▶ Exercise directions
Extract each line of the data and write it out again exactly.

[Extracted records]
· · · · · · ·
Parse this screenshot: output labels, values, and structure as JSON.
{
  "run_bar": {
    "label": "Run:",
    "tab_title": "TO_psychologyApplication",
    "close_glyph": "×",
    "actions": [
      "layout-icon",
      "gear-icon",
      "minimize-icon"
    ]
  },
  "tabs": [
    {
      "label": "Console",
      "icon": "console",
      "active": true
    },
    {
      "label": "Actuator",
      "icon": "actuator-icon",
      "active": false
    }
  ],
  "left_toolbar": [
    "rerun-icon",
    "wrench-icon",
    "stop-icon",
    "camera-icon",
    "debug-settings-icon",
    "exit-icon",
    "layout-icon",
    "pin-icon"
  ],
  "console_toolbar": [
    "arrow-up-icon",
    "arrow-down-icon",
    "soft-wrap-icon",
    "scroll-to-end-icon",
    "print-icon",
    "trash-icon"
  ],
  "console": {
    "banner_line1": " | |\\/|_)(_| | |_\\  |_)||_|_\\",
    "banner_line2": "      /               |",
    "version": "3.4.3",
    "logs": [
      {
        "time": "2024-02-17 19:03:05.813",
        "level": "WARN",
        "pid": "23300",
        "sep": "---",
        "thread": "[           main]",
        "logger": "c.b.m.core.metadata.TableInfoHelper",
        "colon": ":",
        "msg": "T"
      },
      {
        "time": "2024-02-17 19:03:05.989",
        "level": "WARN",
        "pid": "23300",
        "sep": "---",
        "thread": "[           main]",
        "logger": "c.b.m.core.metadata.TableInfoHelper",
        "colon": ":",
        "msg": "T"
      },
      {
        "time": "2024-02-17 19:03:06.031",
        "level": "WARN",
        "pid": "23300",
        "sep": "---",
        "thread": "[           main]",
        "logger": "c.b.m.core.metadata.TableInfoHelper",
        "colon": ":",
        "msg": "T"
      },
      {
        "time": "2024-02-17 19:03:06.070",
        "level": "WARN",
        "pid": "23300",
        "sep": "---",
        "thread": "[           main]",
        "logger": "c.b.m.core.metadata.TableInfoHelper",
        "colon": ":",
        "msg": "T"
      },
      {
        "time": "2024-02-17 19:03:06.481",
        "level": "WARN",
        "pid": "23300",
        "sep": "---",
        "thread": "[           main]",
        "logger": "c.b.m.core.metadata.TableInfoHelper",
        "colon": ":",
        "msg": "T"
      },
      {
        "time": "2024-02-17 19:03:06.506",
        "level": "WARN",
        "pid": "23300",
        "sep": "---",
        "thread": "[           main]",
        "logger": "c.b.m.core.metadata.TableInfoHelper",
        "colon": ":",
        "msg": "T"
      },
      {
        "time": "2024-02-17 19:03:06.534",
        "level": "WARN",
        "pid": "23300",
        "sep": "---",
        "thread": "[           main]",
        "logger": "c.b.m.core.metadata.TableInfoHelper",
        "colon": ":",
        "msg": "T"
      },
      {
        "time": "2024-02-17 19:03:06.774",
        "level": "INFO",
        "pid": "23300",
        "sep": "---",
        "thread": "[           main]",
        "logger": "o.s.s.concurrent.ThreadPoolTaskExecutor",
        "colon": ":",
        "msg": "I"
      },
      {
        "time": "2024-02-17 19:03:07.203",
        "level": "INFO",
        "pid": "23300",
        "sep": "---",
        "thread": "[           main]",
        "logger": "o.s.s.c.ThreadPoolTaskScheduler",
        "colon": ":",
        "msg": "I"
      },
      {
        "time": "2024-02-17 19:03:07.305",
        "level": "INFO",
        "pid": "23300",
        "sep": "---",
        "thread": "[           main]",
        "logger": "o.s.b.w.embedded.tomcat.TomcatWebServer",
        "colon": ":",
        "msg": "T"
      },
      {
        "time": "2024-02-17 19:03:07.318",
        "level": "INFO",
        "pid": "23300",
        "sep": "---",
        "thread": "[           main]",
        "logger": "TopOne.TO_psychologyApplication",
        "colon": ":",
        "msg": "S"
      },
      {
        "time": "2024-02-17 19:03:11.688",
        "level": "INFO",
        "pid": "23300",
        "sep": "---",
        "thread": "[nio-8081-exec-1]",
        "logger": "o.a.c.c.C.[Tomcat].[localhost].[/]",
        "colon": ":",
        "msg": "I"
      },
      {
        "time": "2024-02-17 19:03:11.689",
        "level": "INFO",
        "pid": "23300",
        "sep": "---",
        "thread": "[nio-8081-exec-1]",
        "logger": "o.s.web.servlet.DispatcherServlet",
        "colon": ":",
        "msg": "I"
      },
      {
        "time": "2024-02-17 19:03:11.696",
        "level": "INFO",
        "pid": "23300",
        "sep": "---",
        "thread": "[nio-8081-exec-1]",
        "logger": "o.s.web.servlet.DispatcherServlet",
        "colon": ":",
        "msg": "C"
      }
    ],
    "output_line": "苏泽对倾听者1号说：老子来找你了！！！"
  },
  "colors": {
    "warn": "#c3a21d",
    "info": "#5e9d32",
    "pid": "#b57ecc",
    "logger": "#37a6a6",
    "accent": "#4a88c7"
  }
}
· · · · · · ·
▶ Answer box
Parse this screenshot: output labels, values, and structure as JSON.
{
  "run_bar": {
    "label": "Run:",
    "tab_title": "TO_psychologyApplication",
    "close_glyph": "×",
    "actions": [
      "layout-icon",
      "gear-icon",
      "minimize-icon"
    ]
  },
  "tabs": [
    {
      "label": "Console",
      "icon": "console",
      "active": true
    },
    {
      "label": "Actuator",
      "icon": "actuator-icon",
      "active": false
    }
  ],
  "left_toolbar": [
    "rerun-icon",
    "wrench-icon",
    "stop-icon",
    "camera-icon",
    "debug-settings-icon",
    "exit-icon",
    "layout-icon",
    "pin-icon"
  ],
  "console_toolbar": [
    "arrow-up-icon",
    "arrow-down-icon",
    "soft-wrap-icon",
    "scroll-to-end-icon",
    "print-icon",
    "trash-icon"
  ],
  "console": {
    "banner_line1": " | |\\/|_)(_| | |_\\  |_)||_|_\\",
    "banner_line2": "      /               |",
    "version": "3.4.3",
    "logs": [
      {
        "time": "2024-02-17 19:03:05.813",
        "level": "WARN",
        "pid": "23300",
        "sep": "---",
        "thread": "[           main]",
        "logger": "c.b.m.core.metadata.TableInfoHelper",
        "colon": ":",
        "msg": "T"
      },
      {
        "time": "2024-02-17 19:03:05.989",
        "level": "WARN",
        "pid": "23300",
        "sep": "---",
        "thread": "[           main]",
        "logger": "c.b.m.core.metadata.TableInfoHelper",
        "colon": ":",
        "msg": "T"
      },
      {
        "time": "2024-02-17 19:03:06.031",
        "level": "WARN",
        "pid": "23300",
        "sep": "---",
        "thread": "[           main]",
        "logger": "c.b.m.core.metadata.TableInfoHelper",
        "colon": ":",
        "msg": "T"
      },
      {
        "time": "2024-02-17 19:03:06.070",
        "level": "WARN",
        "pid": "23300",
        "sep": "---",
        "thread": "[           main]",
        "logger": "c.b.m.core.metadata.TableInfoHelper",
        "colon": ":",
        "msg": "T"
      },
      {
        "time": "2024-02-17 19:03:06.481",
        "level": "WARN",
        "pid": "23300",
        "sep": "---",
        "thread": "[           main]",
        "logger": "c.b.m.core.metadata.TableInfoHelper",
        "colon": ":",
        "msg": "T"
      },
      {
        "time": "2024-02-17 19:03:06.506",
        "level": "WARN",
        "pid": "23300",
        "sep": "---",
        "thread": "[           main]",
        "logger": "c.b.m.core.metadata.TableInfoHelper",
        "colon": ":",
        "msg": "T"
      },
      {
        "time": "2024-02-17 19:03:06.534",
        "level": "WARN",
        "pid": "23300",
        "sep": "---",
        "thread": "[           main]",
        "logger": "c.b.m.core.metadata.TableInfoHelper",
        "colon": ":",
        "msg": "T"
      },
      {
        "time": "2024-02-17 19:03:06.774",
        "level": "INFO",
        "pid": "23300",
        "sep": "---",
        "thread": "[           main]",
        "logger": "o.s.s.concurrent.ThreadPoolTaskExecutor",
        "colon": ":",
        "msg": "I"
      },
      {
        "time": "2024-02-17 19:03:07.203",
        "level": "INFO",
        "pid": "23300",
        "sep": "---",
        "thread": "[           main]",
        "logger": "o.s.s.c.ThreadPoolTaskScheduler",
        "colon": ":",
        "msg": "I"
      },
      {
        "time": "2024-02-17 19:03:07.305",
        "level": "INFO",
        "pid": "23300",
        "sep": "---",
        "thread": "[           main]",
        "logger": "o.s.b.w.embedded.tomcat.TomcatWebServer",
        "colon": ":",
        "msg": "T"
      },
      {
        "time": "2024-02-17 19:03:07.318",
        "level": "INFO",
        "pid": "23300",
        "sep": "---",
        "thread": "[           main]",
        "logger": "TopOne.TO_psychologyApplication",
        "colon": ":",
        "msg": "S"
      },
      {
        "time": "2024-02-17 19:03:11.688",
        "level": "INFO",
        "pid": "23300",
        "sep": "---",
        "thread": "[nio-8081-exec-1]",
        "logger": "o.a.c.c.C.[Tomcat].[localhost].[/]",
        "colon": ":",
        "msg": "I"
      },
      {
        "time": "2024-02-17 19:03:11.689",
        "level": "INFO",
        "pid": "23300",
        "sep": "---",
        "thread": "[nio-8081-exec-1]",
        "logger": "o.s.web.servlet.DispatcherServlet",
        "colon": ":",
        "msg": "I"
      },
      {
        "time": "2024-02-17 19:03:11.696",
        "level": "INFO",
        "pid": "23300",
        "sep": "---",
        "thread": "[nio-8081-exec-1]",
        "logger": "o.s.web.servlet.DispatcherServlet",
        "colon": ":",
        "msg": "C"
      }
    ],
    "output_line": "苏泽对倾听者1号说：老子来找你了！！！"
  },
  "colors": {
    "warn": "#c3a21d",
    "info": "#5e9d32",
    "pid": "#b57ecc",
    "logger": "#37a6a6",
    "accent": "#4a88c7"
  }
}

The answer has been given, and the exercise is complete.